The desire to mobilize the Latino electorate to help oust Donald Trump from the White House in 2020 was a recurring theme of the panel discussion.
“The federal government is like a dumpster fire right now. Congress is broken,” said Sen. Julie Gonzales of Colorado. “So there has been a tremendous amount of responsibility that has fallen to us in the states to be able to actually show what governance looks like.”
Unlike the other four panelists, Sen. Rebecca Rios of Arizona holds elected office in a state that is controlled by Republicans. She says the GOP’s dominance of political races there has been gradually eroding.
“Arizona’s going to be pivotal in the 2020 presidential race. No doubt about it,” Rios told the crowd of about 200 people at the Latino Policy & Politics Initiative event. Trump’s margin of victory in her state was less than 4% in 2016, and “there is a massive effort by nonprofits and [Democrats] to energize our base and register people of color to vote in 2020.”
There are no shortcuts to building political success, the candidates said.
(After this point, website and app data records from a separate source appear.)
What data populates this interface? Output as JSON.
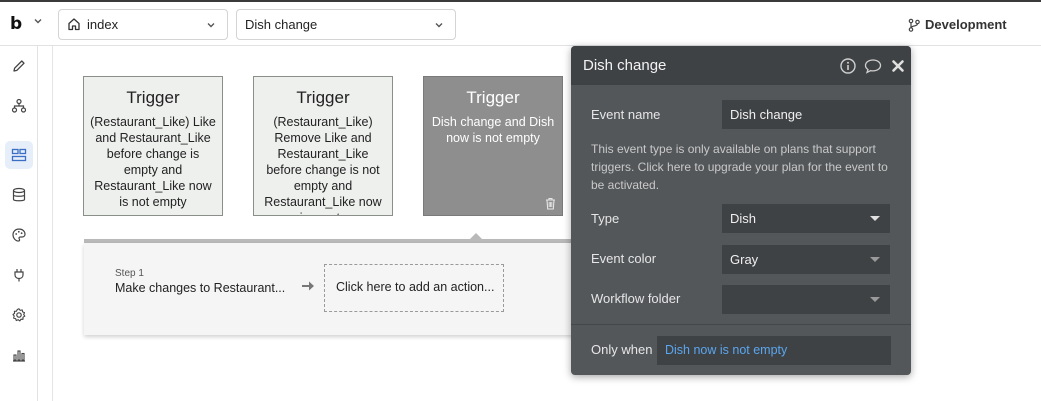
{
  "topbar": {
    "logo": "b",
    "page_dropdown": {
      "value": "index"
    },
    "event_dropdown": {
      "value": "Dish change"
    },
    "branch_button": {
      "label": "Development"
    }
  },
  "sidebar": {
    "items": [
      {
        "name": "design",
        "icon": "pencil-icon"
      },
      {
        "name": "data-structure",
        "icon": "hierarchy-icon"
      },
      {
        "name": "workflow",
        "icon": "workflow-icon",
        "active": true
      },
      {
        "name": "data",
        "icon": "database-icon"
      },
      {
        "name": "styles",
        "icon": "palette-icon"
      },
      {
        "name": "plugins",
        "icon": "plug-icon"
      },
      {
        "name": "settings",
        "icon": "gear-icon"
      },
      {
        "name": "logs",
        "icon": "chart-icon"
      }
    ]
  },
  "triggers": [
    {
      "title": "Trigger",
      "description": "(Restaurant_Like) Like and Restaurant_Like before change is empty and Restaurant_Like now is not empty"
    },
    {
      "title": "Trigger",
      "description": "(Restaurant_Like) Remove Like and Restaurant_Like before change is not empty and Restaurant_Like now is empty"
    },
    {
      "title": "Trigger",
      "description": "Dish change and Dish now is not empty",
      "selected": true
    }
  ],
  "step": {
    "number_label": "Step 1",
    "name": "Make changes to Restaurant...",
    "add_action_label": "Click here to add an action..."
  },
  "property_editor": {
    "title": "Dish change",
    "event_name_label": "Event name",
    "event_name_value": "Dish change",
    "note": "This event type is only available on plans that support triggers. Click here to upgrade your plan for the event to be activated.",
    "type_label": "Type",
    "type_value": "Dish",
    "color_label": "Event color",
    "color_value": "Gray",
    "folder_label": "Workflow folder",
    "folder_value": "",
    "only_when_label": "Only when",
    "only_when_value": "Dish now is not empty"
  },
  "colors": {
    "panel_bg": "#53575a",
    "panel_header": "#3f4245",
    "condition_link": "#5aa6ef",
    "selected_trigger": "#8e8e8e",
    "active_sidebar": "#e6eef9"
  }
}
It takes time, effort and experience.
“What I’ve learned my whole life, as a union organizer, was you have got to have a base … that’s mobilized and that’s continuously pressing the issues forward,” said California Sen. María Elena Durazo, who said she feels a responsibility “to vote the right way” on issues of importance to Latinos.
Pushing legislation of importance to Latinos, which some people call identity politics, can be tricky for elected officials to navigate. Their political views can be misconstrued or mislabeled. In the view of Nevada Sen. Yvanna Cancela, it’s important to talk about race, gender and minority representation in inclusive ways that bring people in rather than pushing them away.
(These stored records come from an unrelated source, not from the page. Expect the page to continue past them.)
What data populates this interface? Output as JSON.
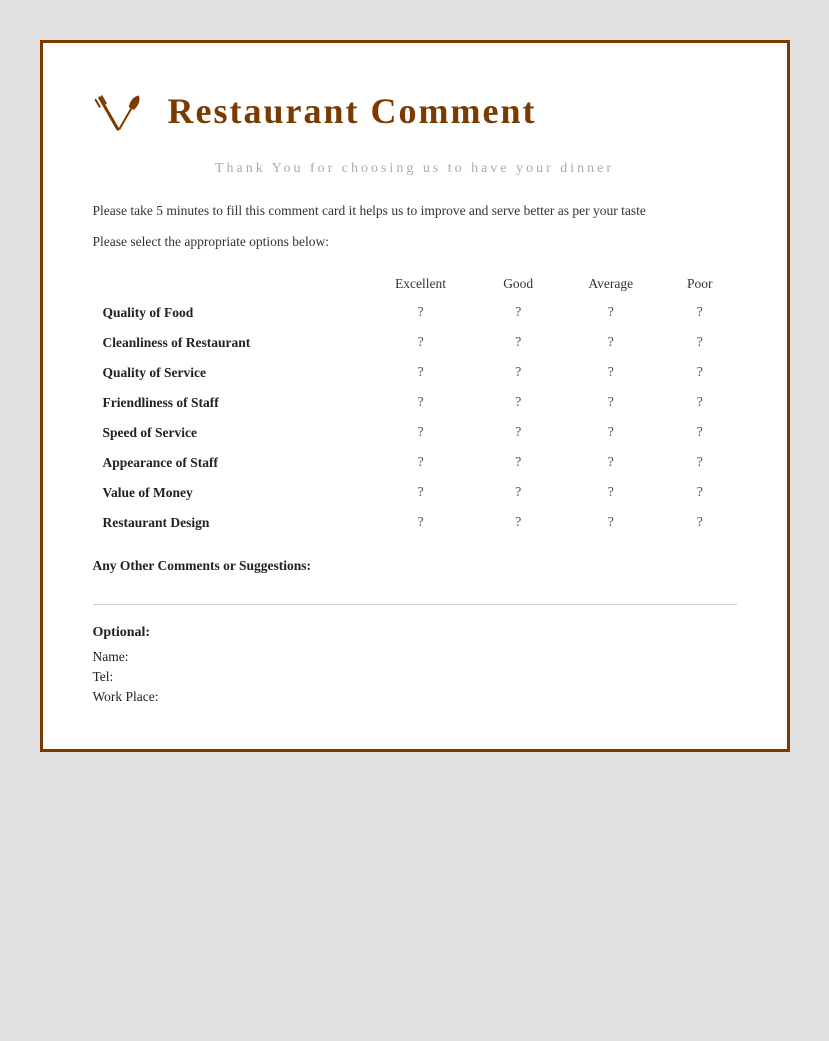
{
  "header": {
    "title": "Restaurant Comment"
  },
  "tagline": "Thank You for choosing us to have your\ndinner",
  "body": {
    "intro": "Please take 5 minutes to fill this comment card it helps us to improve and serve better as per your taste",
    "instruction": "Please select the appropriate options below:"
  },
  "table": {
    "columns": [
      "",
      "Excellent",
      "Good",
      "Average",
      "Poor"
    ],
    "rows": [
      {
        "label": "Quality of Food",
        "values": [
          "?",
          "?",
          "?",
          "?"
        ]
      },
      {
        "label": "Cleanliness of Restaurant",
        "values": [
          "?",
          "?",
          "?",
          "?"
        ]
      },
      {
        "label": "Quality of Service",
        "values": [
          "?",
          "?",
          "?",
          "?"
        ]
      },
      {
        "label": "Friendliness of Staff",
        "values": [
          "?",
          "?",
          "?",
          "?"
        ]
      },
      {
        "label": "Speed of Service",
        "values": [
          "?",
          "?",
          "?",
          "?"
        ]
      },
      {
        "label": "Appearance of Staff",
        "values": [
          "?",
          "?",
          "?",
          "?"
        ]
      },
      {
        "label": "Value of Money",
        "values": [
          "?",
          "?",
          "?",
          "?"
        ]
      },
      {
        "label": "Restaurant Design",
        "values": [
          "?",
          "?",
          "?",
          "?"
        ]
      }
    ]
  },
  "comments": {
    "label": "Any Other Comments or Suggestions:"
  },
  "optional": {
    "title": "Optional:",
    "fields": [
      "Name:",
      "Tel:",
      "Work Place:"
    ]
  }
}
“The constitutions of our states were written at a time where people who look like us didn’t have representation,” Cancela said, motioning to her fellow Latinas. “They are not systems designed for people like us to operate in, and have power in. And to fundamentally change those systems, we need our teams to be as big as possible.”
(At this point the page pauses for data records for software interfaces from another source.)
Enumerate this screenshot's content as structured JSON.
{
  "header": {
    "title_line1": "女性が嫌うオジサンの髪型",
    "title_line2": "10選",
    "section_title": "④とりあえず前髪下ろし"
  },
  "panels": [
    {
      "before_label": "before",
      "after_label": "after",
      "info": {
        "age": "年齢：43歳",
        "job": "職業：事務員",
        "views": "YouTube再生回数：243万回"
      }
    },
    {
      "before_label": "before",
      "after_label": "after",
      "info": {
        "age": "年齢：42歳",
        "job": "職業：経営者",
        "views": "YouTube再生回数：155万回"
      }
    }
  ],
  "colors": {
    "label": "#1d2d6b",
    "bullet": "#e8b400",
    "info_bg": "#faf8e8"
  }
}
The panel noted time and again the importance of seeing all issues as important to Latino communities while highlighting a few issues they see as critical to Latinos and women.
“There are still so many hard-working people who are just poor and, you know, have to live bunched up in a small apartment,” said Durazo, who emphatically underscored poverty during the panel. “Those are outrageous things. That should be the Latino agenda. That’s what we should all be on the same side of fighting for.”
Others highlighted education and climate change, noting these issues are being championed in the Latino community.
Sedillo Lopez, the state senator from New Mexico, said she has seen growing agreement that elected officials should take action because of global warming and the environment “and what it means for our children.”
“[It’s] women and Latinas who are bringing this to the forefront,” she said. “And that’s why we need to be elected. We need to express ourselves with our very, very powerful voices.”
Medina closed out the panel by asking the panelists: “What’s keeping you up at night?”
Cancela answered quickly, drawing laughs: “Donald Trump’s Twitter account keeps me up at night.”
Gonzales is focusing on championing legislation in Colorado, but “as I head into this next legislative session, it will be, ‘What can I do differently?’” she said. “Can I do work that will have a concrete impact on people’s daily lives?”
Rios said the ongoing immigration crisis is never far from her thoughts. “What has made me cry is the reality that we’re tearing families apart, that we have children that are literally languishing without parents and with no idea what’s happening to them.”
But, ending on a hopeful note, Rios noted that her position of influence helps to create space for others, particularly the children who visit her office.
“This is my opportunity, hopefully, to engage these children — to let them know, ‘This is your Senate. You belong here,’” Rios said. “If I can do nothing else but make our children, our people, recognize that they belong and that we need them in positions of power, making decisions that are going to affect them and their families and our communities, then I’ve done my job.”